*** Input data ***
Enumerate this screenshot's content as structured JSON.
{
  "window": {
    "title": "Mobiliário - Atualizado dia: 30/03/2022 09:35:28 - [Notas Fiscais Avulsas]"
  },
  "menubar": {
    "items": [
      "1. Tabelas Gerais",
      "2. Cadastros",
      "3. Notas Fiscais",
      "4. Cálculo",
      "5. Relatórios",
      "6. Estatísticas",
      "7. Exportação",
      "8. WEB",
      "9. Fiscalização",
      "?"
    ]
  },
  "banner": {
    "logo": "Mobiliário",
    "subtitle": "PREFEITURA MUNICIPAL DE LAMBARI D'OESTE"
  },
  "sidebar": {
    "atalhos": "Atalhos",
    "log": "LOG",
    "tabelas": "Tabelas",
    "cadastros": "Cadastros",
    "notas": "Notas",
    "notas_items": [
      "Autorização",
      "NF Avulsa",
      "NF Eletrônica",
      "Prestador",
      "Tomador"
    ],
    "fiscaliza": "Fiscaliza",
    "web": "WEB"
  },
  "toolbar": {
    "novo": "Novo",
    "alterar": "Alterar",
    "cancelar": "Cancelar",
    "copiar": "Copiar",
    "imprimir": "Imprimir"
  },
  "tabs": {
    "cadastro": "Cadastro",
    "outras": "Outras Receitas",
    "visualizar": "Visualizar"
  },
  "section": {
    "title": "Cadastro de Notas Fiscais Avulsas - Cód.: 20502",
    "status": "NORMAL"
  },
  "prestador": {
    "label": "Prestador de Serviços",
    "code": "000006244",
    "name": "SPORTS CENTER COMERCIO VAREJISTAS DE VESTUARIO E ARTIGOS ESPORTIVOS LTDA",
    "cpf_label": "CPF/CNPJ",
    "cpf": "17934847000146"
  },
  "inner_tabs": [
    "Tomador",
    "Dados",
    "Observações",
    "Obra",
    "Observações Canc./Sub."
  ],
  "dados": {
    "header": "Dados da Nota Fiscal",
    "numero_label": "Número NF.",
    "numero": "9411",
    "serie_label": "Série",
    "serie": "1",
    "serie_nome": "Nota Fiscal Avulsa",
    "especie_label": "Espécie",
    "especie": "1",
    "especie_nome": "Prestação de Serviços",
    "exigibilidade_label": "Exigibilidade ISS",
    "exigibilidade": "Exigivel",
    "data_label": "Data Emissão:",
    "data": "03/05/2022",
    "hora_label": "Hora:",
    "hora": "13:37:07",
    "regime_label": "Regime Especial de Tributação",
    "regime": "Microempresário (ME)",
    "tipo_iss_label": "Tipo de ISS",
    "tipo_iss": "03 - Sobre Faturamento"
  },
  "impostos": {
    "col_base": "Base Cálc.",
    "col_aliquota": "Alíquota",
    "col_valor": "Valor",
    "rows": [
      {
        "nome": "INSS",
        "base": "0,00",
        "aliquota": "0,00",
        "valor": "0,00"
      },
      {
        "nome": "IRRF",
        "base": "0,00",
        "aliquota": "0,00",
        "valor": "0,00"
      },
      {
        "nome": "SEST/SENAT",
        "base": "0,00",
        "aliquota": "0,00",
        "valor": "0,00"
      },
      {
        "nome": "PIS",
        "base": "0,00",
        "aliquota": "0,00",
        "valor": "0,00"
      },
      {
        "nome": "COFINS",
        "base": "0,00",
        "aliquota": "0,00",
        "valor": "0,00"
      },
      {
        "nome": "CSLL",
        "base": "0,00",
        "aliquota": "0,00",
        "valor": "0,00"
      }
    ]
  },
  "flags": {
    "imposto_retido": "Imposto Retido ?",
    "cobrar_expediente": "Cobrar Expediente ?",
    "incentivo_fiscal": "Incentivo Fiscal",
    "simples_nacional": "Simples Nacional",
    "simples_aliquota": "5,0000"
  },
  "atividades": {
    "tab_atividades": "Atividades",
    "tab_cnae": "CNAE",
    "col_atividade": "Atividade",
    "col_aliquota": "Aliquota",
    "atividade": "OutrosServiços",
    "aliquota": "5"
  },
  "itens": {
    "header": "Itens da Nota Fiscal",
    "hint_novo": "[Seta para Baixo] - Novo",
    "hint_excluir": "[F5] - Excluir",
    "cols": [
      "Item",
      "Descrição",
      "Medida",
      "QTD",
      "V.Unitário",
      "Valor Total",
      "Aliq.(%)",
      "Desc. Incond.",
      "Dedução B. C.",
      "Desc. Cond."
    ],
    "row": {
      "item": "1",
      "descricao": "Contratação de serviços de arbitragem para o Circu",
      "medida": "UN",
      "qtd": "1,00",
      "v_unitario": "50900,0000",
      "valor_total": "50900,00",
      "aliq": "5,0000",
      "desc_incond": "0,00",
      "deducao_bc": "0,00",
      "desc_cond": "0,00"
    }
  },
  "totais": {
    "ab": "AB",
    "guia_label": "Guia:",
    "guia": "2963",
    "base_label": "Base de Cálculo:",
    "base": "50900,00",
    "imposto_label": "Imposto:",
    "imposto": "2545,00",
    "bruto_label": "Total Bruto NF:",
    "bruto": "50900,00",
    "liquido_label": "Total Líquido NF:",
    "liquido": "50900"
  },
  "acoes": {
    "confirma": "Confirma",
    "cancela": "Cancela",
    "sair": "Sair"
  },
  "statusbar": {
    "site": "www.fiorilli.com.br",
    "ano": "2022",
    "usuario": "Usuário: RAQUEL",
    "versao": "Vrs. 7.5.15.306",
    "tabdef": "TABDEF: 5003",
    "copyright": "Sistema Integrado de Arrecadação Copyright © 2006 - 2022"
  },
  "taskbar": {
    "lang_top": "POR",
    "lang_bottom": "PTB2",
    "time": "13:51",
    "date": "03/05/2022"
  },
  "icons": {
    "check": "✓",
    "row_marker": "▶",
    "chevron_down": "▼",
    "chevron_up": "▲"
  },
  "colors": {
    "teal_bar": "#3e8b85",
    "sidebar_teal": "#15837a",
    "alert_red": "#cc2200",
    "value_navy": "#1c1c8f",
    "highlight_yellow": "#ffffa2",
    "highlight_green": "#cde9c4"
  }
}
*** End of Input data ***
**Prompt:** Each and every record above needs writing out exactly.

**Reply to the exercise:**
Enumerate this screenshot's content as structured JSON.
{
  "window": {
    "title": "Mobiliário - Atualizado dia: 30/03/2022 09:35:28 - [Notas Fiscais Avulsas]"
  },
  "menubar": {
    "items": [
      "1. Tabelas Gerais",
      "2. Cadastros",
      "3. Notas Fiscais",
      "4. Cálculo",
      "5. Relatórios",
      "6. Estatísticas",
      "7. Exportação",
      "8. WEB",
      "9. Fiscalização",
      "?"
    ]
  },
  "banner": {
    "logo": "Mobiliário",
    "subtitle": "PREFEITURA MUNICIPAL DE LAMBARI D'OESTE"
  },
  "sidebar": {
    "atalhos": "Atalhos",
    "log": "LOG",
    "tabelas": "Tabelas",
    "cadastros": "Cadastros",
    "notas": "Notas",
    "notas_items": [
      "Autorização",
      "NF Avulsa",
      "NF Eletrônica",
      "Prestador",
      "Tomador"
    ],
    "fiscaliza": "Fiscaliza",
    "web": "WEB"
  },
  "toolbar": {
    "novo": "Novo",
    "alterar": "Alterar",
    "cancelar": "Cancelar",
    "copiar": "Copiar",
    "imprimir": "Imprimir"
  },
  "tabs": {
    "cadastro": "Cadastro",
    "outras": "Outras Receitas",
    "visualizar": "Visualizar"
  },
  "section": {
    "title": "Cadastro de Notas Fiscais Avulsas - Cód.: 20502",
    "status": "NORMAL"
  },
  "prestador": {
    "label": "Prestador de Serviços",
    "code": "000006244",
    "name": "SPORTS CENTER COMERCIO VAREJISTAS DE VESTUARIO E ARTIGOS ESPORTIVOS LTDA",
    "cpf_label": "CPF/CNPJ",
    "cpf": "17934847000146"
  },
  "inner_tabs": [
    "Tomador",
    "Dados",
    "Observações",
    "Obra",
    "Observações Canc./Sub."
  ],
  "dados": {
    "header": "Dados da Nota Fiscal",
    "numero_label": "Número NF.",
    "numero": "9411",
    "serie_label": "Série",
    "serie": "1",
    "serie_nome": "Nota Fiscal Avulsa",
    "especie_label": "Espécie",
    "especie": "1",
    "especie_nome": "Prestação de Serviços",
    "exigibilidade_label": "Exigibilidade ISS",
    "exigibilidade": "Exigivel",
    "data_label": "Data Emissão:",
    "data": "03/05/2022",
    "hora_label": "Hora:",
    "hora": "13:37:07",
    "regime_label": "Regime Especial de Tributação",
    "regime": "Microempresário (ME)",
    "tipo_iss_label": "Tipo de ISS",
    "tipo_iss": "03 - Sobre Faturamento"
  },
  "impostos": {
    "col_base": "Base Cálc.",
    "col_aliquota": "Alíquota",
    "col_valor": "Valor",
    "rows": [
      {
        "nome": "INSS",
        "base": "0,00",
        "aliquota": "0,00",
        "valor": "0,00"
      },
      {
        "nome": "IRRF",
        "base": "0,00",
        "aliquota": "0,00",
        "valor": "0,00"
      },
      {
        "nome": "SEST/SENAT",
        "base": "0,00",
        "aliquota": "0,00",
        "valor": "0,00"
      },
      {
        "nome": "PIS",
        "base": "0,00",
        "aliquota": "0,00",
        "valor": "0,00"
      },
      {
        "nome": "COFINS",
        "base": "0,00",
        "aliquota": "0,00",
        "valor": "0,00"
      },
      {
        "nome": "CSLL",
        "base": "0,00",
        "aliquota": "0,00",
        "valor": "0,00"
      }
    ]
  },
  "flags": {
    "imposto_retido": "Imposto Retido ?",
    "cobrar_expediente": "Cobrar Expediente ?",
    "incentivo_fiscal": "Incentivo Fiscal",
    "simples_nacional": "Simples Nacional",
    "simples_aliquota": "5,0000"
  },
  "atividades": {
    "tab_atividades": "Atividades",
    "tab_cnae": "CNAE",
    "col_atividade": "Atividade",
    "col_aliquota": "Aliquota",
    "atividade": "OutrosServiços",
    "aliquota": "5"
  },
  "itens": {
    "header": "Itens da Nota Fiscal",
    "hint_novo": "[Seta para Baixo] - Novo",
    "hint_excluir": "[F5] - Excluir",
    "cols": [
      "Item",
      "Descrição",
      "Medida",
      "QTD",
      "V.Unitário",
      "Valor Total",
      "Aliq.(%)",
      "Desc. Incond.",
      "Dedução B. C.",
      "Desc. Cond."
    ],
    "row": {
      "item": "1",
      "descricao": "Contratação de serviços de arbitragem para o Circu",
      "medida": "UN",
      "qtd": "1,00",
      "v_unitario": "50900,0000",
      "valor_total": "50900,00",
      "aliq": "5,0000",
      "desc_incond": "0,00",
      "deducao_bc": "0,00",
      "desc_cond": "0,00"
    }
  },
  "totais": {
    "ab": "AB",
    "guia_label": "Guia:",
    "guia": "2963",
    "base_label": "Base de Cálculo:",
    "base": "50900,00",
    "imposto_label": "Imposto:",
    "imposto": "2545,00",
    "bruto_label": "Total Bruto NF:",
    "bruto": "50900,00",
    "liquido_label": "Total Líquido NF:",
    "liquido": "50900"
  },
  "acoes": {
    "confirma": "Confirma",
    "cancela": "Cancela",
    "sair": "Sair"
  },
  "statusbar": {
    "site": "www.fiorilli.com.br",
    "ano": "2022",
    "usuario": "Usuário: RAQUEL",
    "versao": "Vrs. 7.5.15.306",
    "tabdef": "TABDEF: 5003",
    "copyright": "Sistema Integrado de Arrecadação Copyright © 2006 - 2022"
  },
  "taskbar": {
    "lang_top": "POR",
    "lang_bottom": "PTB2",
    "time": "13:51",
    "date": "03/05/2022"
  },
  "icons": {
    "check": "✓",
    "row_marker": "▶",
    "chevron_down": "▼",
    "chevron_up": "▲"
  },
  "colors": {
    "teal_bar": "#3e8b85",
    "sidebar_teal": "#15837a",
    "alert_red": "#cc2200",
    "value_navy": "#1c1c8f",
    "highlight_yellow": "#ffffa2",
    "highlight_green": "#cde9c4"
  }
}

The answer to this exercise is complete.